Segment Start: Excerpted records

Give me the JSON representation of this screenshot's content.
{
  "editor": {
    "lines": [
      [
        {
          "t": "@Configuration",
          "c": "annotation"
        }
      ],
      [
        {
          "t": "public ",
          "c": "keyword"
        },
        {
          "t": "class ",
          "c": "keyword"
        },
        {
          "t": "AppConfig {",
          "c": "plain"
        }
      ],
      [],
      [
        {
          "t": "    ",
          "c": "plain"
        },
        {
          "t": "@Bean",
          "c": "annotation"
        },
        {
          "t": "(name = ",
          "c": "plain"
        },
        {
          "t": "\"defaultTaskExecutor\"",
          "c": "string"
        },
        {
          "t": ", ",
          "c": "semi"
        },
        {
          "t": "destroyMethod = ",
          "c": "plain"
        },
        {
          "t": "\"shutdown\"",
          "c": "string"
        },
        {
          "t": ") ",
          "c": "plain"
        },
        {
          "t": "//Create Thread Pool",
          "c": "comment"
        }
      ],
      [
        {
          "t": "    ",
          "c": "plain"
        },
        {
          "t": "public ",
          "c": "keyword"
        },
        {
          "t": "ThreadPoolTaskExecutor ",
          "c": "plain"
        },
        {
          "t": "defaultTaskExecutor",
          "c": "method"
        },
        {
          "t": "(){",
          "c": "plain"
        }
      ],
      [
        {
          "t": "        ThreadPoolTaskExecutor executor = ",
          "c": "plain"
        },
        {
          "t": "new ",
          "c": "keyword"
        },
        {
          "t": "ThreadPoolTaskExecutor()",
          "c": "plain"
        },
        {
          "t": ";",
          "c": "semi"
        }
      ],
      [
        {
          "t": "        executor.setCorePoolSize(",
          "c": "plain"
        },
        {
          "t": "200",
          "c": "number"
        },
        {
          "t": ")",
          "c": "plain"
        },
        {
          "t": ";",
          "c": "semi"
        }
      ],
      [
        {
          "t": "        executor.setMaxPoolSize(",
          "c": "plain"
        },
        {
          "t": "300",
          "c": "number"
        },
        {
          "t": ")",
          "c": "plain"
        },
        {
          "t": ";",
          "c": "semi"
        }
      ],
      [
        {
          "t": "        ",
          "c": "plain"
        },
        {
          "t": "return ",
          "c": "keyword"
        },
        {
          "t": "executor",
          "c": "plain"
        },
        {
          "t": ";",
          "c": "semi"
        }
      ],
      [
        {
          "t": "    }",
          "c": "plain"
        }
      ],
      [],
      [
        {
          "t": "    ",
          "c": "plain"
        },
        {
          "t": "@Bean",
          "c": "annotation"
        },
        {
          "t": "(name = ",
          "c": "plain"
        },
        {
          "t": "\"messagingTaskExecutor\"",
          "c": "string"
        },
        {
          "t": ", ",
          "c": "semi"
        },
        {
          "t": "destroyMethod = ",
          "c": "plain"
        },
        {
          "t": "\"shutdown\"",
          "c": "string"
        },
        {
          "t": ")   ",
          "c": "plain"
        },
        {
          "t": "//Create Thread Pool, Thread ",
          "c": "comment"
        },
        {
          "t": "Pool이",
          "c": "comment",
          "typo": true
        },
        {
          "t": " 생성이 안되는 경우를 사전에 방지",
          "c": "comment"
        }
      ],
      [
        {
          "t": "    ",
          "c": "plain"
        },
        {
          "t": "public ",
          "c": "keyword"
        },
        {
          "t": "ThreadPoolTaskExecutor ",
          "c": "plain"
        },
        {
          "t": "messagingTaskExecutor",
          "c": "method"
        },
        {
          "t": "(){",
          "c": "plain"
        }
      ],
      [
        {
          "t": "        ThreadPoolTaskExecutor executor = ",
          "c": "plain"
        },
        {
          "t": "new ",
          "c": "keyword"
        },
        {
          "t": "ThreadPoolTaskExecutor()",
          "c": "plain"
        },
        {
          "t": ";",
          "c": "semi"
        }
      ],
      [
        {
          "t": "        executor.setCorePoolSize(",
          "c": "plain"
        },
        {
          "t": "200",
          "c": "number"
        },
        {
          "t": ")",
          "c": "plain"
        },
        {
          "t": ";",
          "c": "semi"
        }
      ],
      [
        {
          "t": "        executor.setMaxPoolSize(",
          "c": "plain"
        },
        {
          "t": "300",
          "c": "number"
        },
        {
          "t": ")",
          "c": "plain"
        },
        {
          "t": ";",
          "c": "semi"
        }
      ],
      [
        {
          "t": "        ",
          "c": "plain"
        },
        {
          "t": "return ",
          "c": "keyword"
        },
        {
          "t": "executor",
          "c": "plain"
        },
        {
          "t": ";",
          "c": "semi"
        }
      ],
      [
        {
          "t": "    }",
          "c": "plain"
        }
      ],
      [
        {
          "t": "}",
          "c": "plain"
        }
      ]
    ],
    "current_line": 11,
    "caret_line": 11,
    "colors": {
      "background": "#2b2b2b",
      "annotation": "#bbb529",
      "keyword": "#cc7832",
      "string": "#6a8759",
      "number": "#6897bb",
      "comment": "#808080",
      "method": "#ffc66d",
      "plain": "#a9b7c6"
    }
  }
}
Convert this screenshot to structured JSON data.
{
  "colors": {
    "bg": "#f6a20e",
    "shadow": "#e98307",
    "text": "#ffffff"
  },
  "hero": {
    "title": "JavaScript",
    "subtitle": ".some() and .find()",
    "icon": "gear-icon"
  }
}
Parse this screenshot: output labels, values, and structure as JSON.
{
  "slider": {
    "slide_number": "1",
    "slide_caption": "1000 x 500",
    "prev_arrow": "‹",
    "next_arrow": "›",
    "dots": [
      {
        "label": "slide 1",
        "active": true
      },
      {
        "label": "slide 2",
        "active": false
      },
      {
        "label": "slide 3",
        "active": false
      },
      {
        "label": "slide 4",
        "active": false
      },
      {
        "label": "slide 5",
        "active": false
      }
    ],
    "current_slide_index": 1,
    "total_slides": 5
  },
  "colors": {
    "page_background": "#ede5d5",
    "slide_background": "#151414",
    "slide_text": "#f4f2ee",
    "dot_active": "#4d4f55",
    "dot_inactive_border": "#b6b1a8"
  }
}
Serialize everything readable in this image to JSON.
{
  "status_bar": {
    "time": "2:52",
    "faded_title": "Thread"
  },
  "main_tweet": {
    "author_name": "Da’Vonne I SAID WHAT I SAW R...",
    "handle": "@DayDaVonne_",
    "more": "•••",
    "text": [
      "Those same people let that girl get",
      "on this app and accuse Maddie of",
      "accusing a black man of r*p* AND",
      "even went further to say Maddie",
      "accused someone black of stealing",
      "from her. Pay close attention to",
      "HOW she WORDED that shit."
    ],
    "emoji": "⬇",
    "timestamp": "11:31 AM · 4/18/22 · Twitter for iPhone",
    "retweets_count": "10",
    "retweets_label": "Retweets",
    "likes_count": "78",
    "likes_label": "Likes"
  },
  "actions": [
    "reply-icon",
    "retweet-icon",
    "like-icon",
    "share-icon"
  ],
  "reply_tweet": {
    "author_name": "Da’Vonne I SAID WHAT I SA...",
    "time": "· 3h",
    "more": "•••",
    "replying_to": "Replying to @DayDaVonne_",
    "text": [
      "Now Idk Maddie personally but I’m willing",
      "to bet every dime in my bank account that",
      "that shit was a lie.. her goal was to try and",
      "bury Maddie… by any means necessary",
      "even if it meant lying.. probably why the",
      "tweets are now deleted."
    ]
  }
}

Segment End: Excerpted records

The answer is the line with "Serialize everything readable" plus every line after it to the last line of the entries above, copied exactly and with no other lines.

◆ Response to this exercise ◆
Serialize everything readable in this image to JSON.
{
  "status_bar": {
    "time": "2:52",
    "faded_title": "Thread"
  },
  "main_tweet": {
    "author_name": "Da’Vonne I SAID WHAT I SAW R...",
    "handle": "@DayDaVonne_",
    "more": "•••",
    "text": [
      "Those same people let that girl get",
      "on this app and accuse Maddie of",
      "accusing a black man of r*p* AND",
      "even went further to say Maddie",
      "accused someone black of stealing",
      "from her. Pay close attention to",
      "HOW she WORDED that shit."
    ],
    "emoji": "⬇",
    "timestamp": "11:31 AM · 4/18/22 · Twitter for iPhone",
    "retweets_count": "10",
    "retweets_label": "Retweets",
    "likes_count": "78",
    "likes_label": "Likes"
  },
  "actions": [
    "reply-icon",
    "retweet-icon",
    "like-icon",
    "share-icon"
  ],
  "reply_tweet": {
    "author_name": "Da’Vonne I SAID WHAT I SA...",
    "time": "· 3h",
    "more": "•••",
    "replying_to": "Replying to @DayDaVonne_",
    "text": [
      "Now Idk Maddie personally but I’m willing",
      "to bet every dime in my bank account that",
      "that shit was a lie.. her goal was to try and",
      "bury Maddie… by any means necessary",
      "even if it meant lying.. probably why the",
      "tweets are now deleted."
    ]
  }
}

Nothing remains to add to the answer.